PRESQUE ISLE (NEWSCENTER Maine) -- If our solar system measured forty miles across, the sun would be the size of a building in Presque Isle and Pluto would be the size of a marble in Houlton.
That profound thought came to Professor Kevin McCartney about twenty years ago. With the help of 700 people from all over Aroostook County, he assembled The Maine Solar System Model.
Of course, our discoveries about the solar system are constantly changing and McCartney must update his work.
"If there's anything wrong, people will tell me, right down to a quarter of an inch," muses the professor who is pleased that his efforts have helped get people to think. He also believes it has attracted a lot of tourism to The County.
"The distance between the sun and earth is ninety-three million miles. That's an astronomical unit," he profesized.
That puts Mercury, Venus and Earth all within a mile of the sun, which is located at the University of Maine in Presque Isle.
The larger planets are properly spaced following Route 1 to the south toward Houlton.
Whenever a change is made to the solar system, McCartney must change his model. "It seems we're finding something every few weeks," he muses.
Two new dwarf planets are being placed. These will be the proper distance from the sun, but to the north away from other planets in the model. "Haumea will be in Lille. Makemake will be in Madawaska," he said.
The model has been a wonderful learning tool for people who drive the road regularly. It drives home the point that our solar system is a big place.
When asked where the next nearest solar system could be placed, McCartney has an intriguing answer.

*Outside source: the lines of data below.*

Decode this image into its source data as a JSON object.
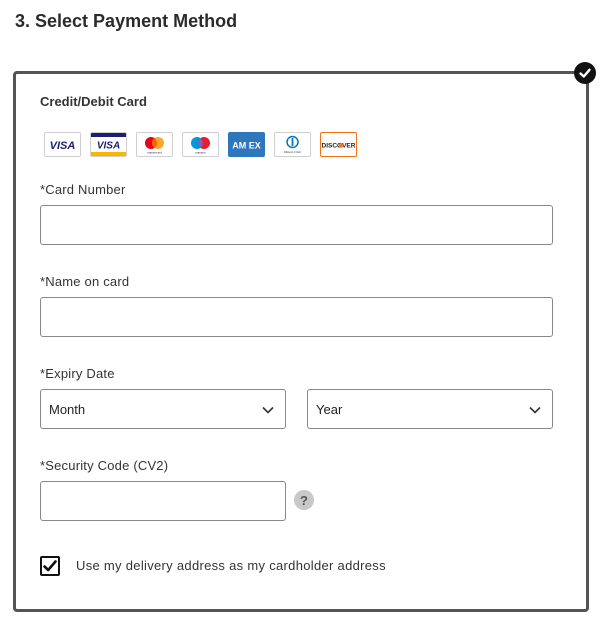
{
  "section": {
    "title": "3. Select Payment Method"
  },
  "payment_method": {
    "title": "Credit/Debit Card",
    "selected": true,
    "card_logos": [
      {
        "name": "visa",
        "text": "VISA"
      },
      {
        "name": "visa-electron",
        "text": "VISA"
      },
      {
        "name": "mastercard",
        "text": "mastercard"
      },
      {
        "name": "maestro",
        "text": "maestro"
      },
      {
        "name": "amex",
        "text": "AM EX"
      },
      {
        "name": "diners-club",
        "text": "Diners Club"
      },
      {
        "name": "discover",
        "text": "DISCOVER"
      }
    ]
  },
  "fields": {
    "card_number_label": "*Card Number",
    "card_number_value": "",
    "name_label": "*Name on card",
    "name_value": "",
    "expiry_label": "*Expiry Date",
    "month_value": "Month",
    "year_value": "Year",
    "security_label": "*Security Code (CV2)",
    "security_value": "",
    "help_glyph": "?"
  },
  "delivery_checkbox": {
    "label": "Use my delivery address as my cardholder address",
    "checked": true
  },
  "colors": {
    "border": "#555555",
    "input_border": "#888888",
    "check": "#111111"
  },
  "icons": [
    "checkmark-badge-icon",
    "chevron-down-icon",
    "question-icon",
    "checkbox-check-icon"
  ]
}
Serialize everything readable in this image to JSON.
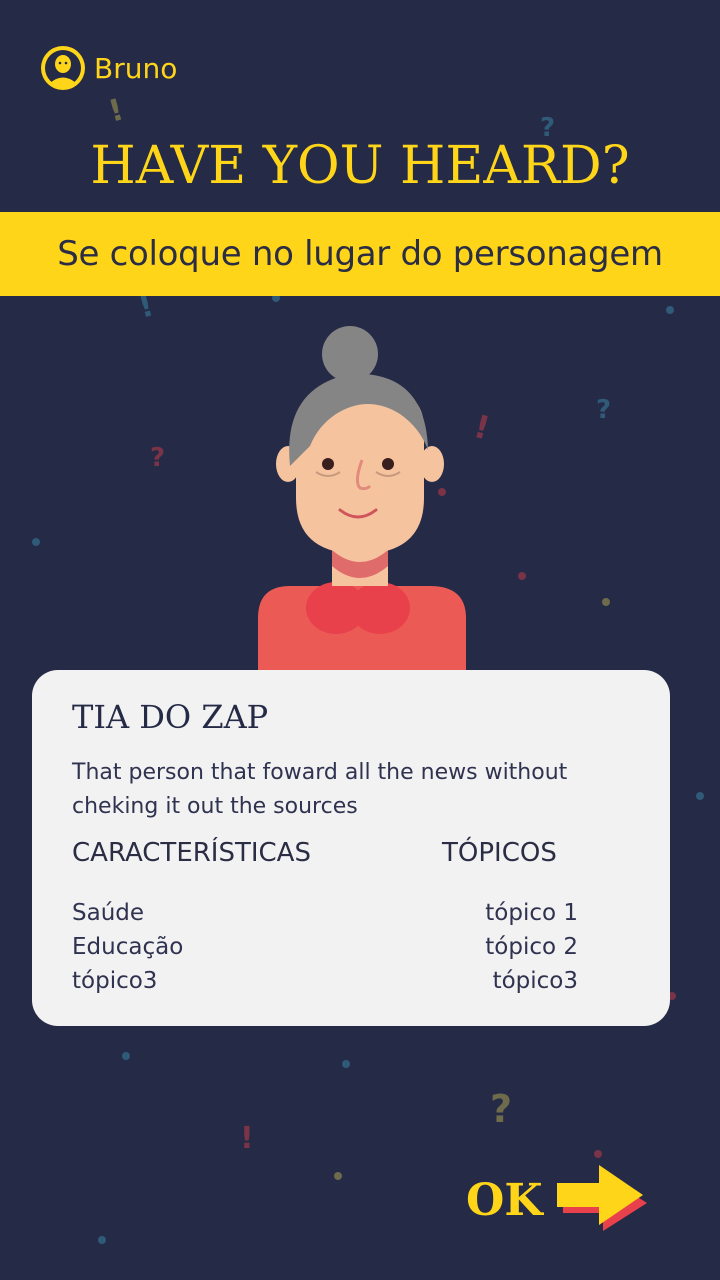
{
  "user": {
    "name": "Bruno"
  },
  "header": {
    "title": "HAVE YOU HEARD?",
    "subtitle": "Se coloque no lugar do personagem"
  },
  "card": {
    "name": "TIA DO ZAP",
    "description": "That person that foward all the news without cheking it out the sources",
    "characteristics_heading": "CARACTERÍSTICAS",
    "topics_heading": "TÓPICOS",
    "characteristics": [
      "Saúde",
      "Educação",
      "tópico3"
    ],
    "topics": [
      "tópico 1",
      "tópico 2",
      "tópico3"
    ]
  },
  "actions": {
    "ok_label": "OK"
  },
  "colors": {
    "background": "#252a47",
    "accent_yellow": "#ffd519",
    "accent_red": "#e8414b",
    "card": "#f2f2f2"
  },
  "icons": [
    "user-avatar-icon",
    "arrow-right-icon"
  ]
}
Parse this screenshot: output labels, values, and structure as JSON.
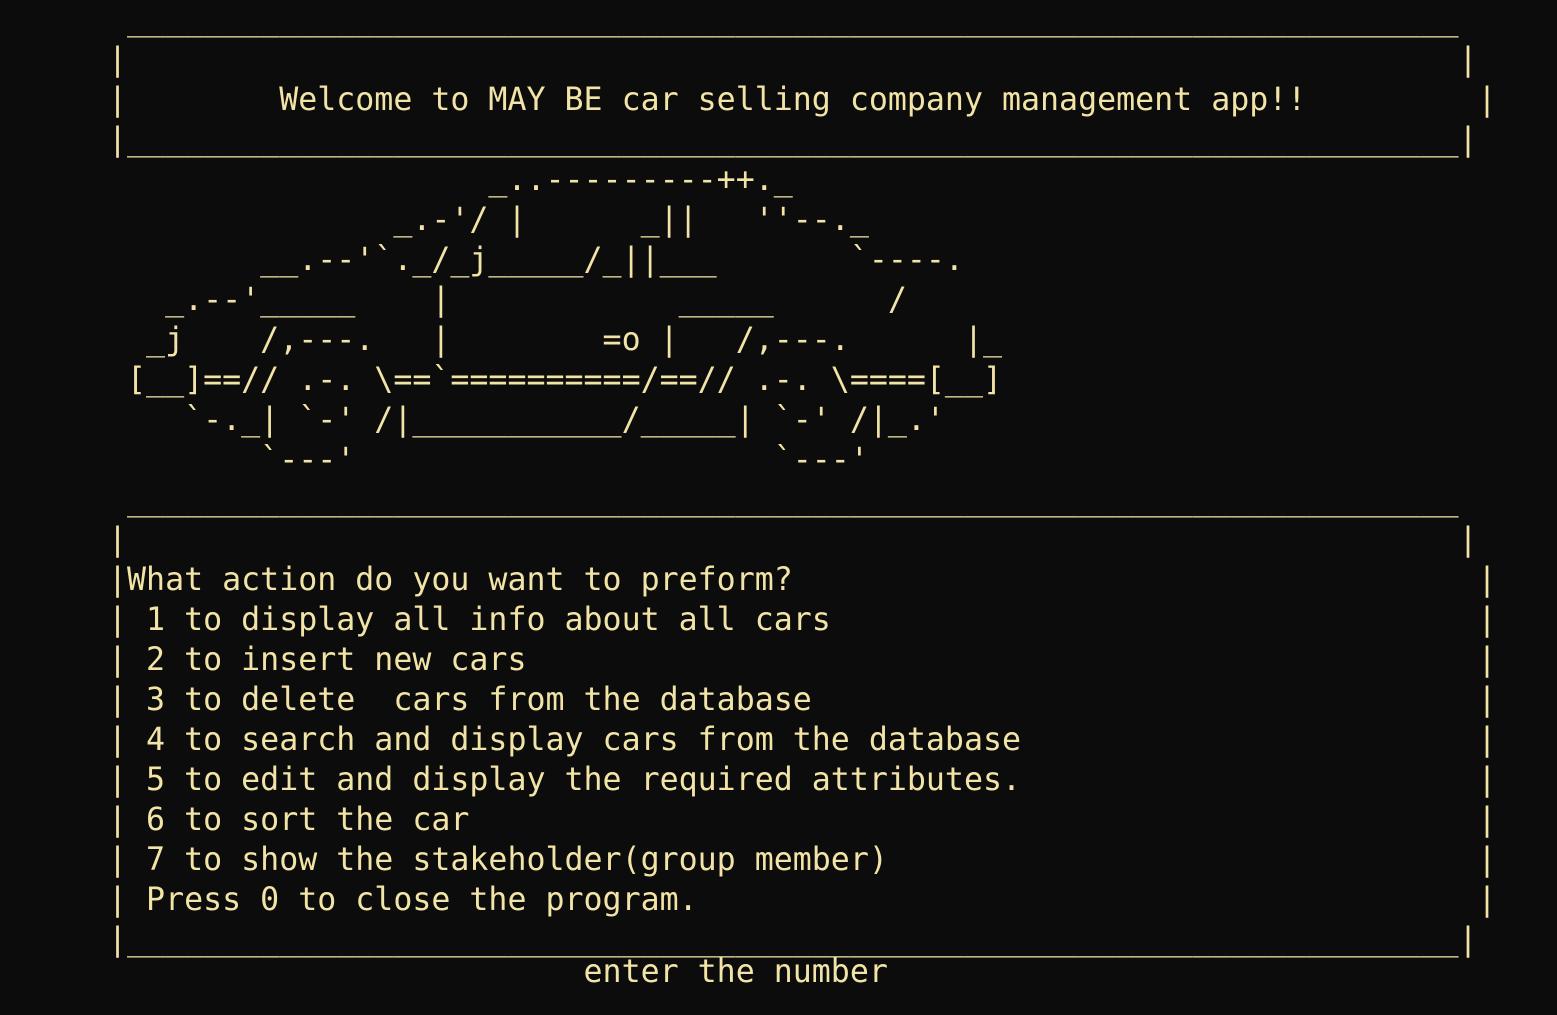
{
  "window": {
    "background": "#0c0c0c",
    "foreground": "#f2e4a6"
  },
  "banner": {
    "border_top": " ______________________________________________________________________",
    "border_empty": "|                                                                      |",
    "title_line": "|        Welcome to MAY BE car selling company management app!!         |",
    "border_bottom": "|______________________________________________________________________|"
  },
  "car_art": [
    "                    _..---------++._",
    "               _.-'/ |      _||   ''--._",
    "        __.--'`._/_j_____/_||___       `----.",
    "   _.--'_____    |            _____      /",
    "  _j    /,---.   |        =o |   /,---.      |_",
    " [__]==// .-. \\==`==========/==// .-. \\====[__]",
    "    `-._| `-' /|___________/_____| `-' /|_.'",
    "        `---'                      `---'"
  ],
  "menu": {
    "border_top": " ______________________________________________________________________",
    "border_empty": "|                                                                      |",
    "lines": [
      "|What action do you want to preform?                                    |",
      "| 1 to display all info about all cars                                  |",
      "| 2 to insert new cars                                                  |",
      "| 3 to delete  cars from the database                                   |",
      "| 4 to search and display cars from the database                        |",
      "| 5 to edit and display the required attributes.                        |",
      "| 6 to sort the car                                                     |",
      "| 7 to show the stakeholder(group member)                               |",
      "| Press 0 to close the program.                                         |"
    ],
    "border_bottom": "|______________________________________________________________________|"
  },
  "prompt": {
    "text": "                         enter the number"
  }
}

"If we keep it to this scale, the next nearest solar system would be on the moon! he said. Then, noting how critical some visitors are adds, "approximately!"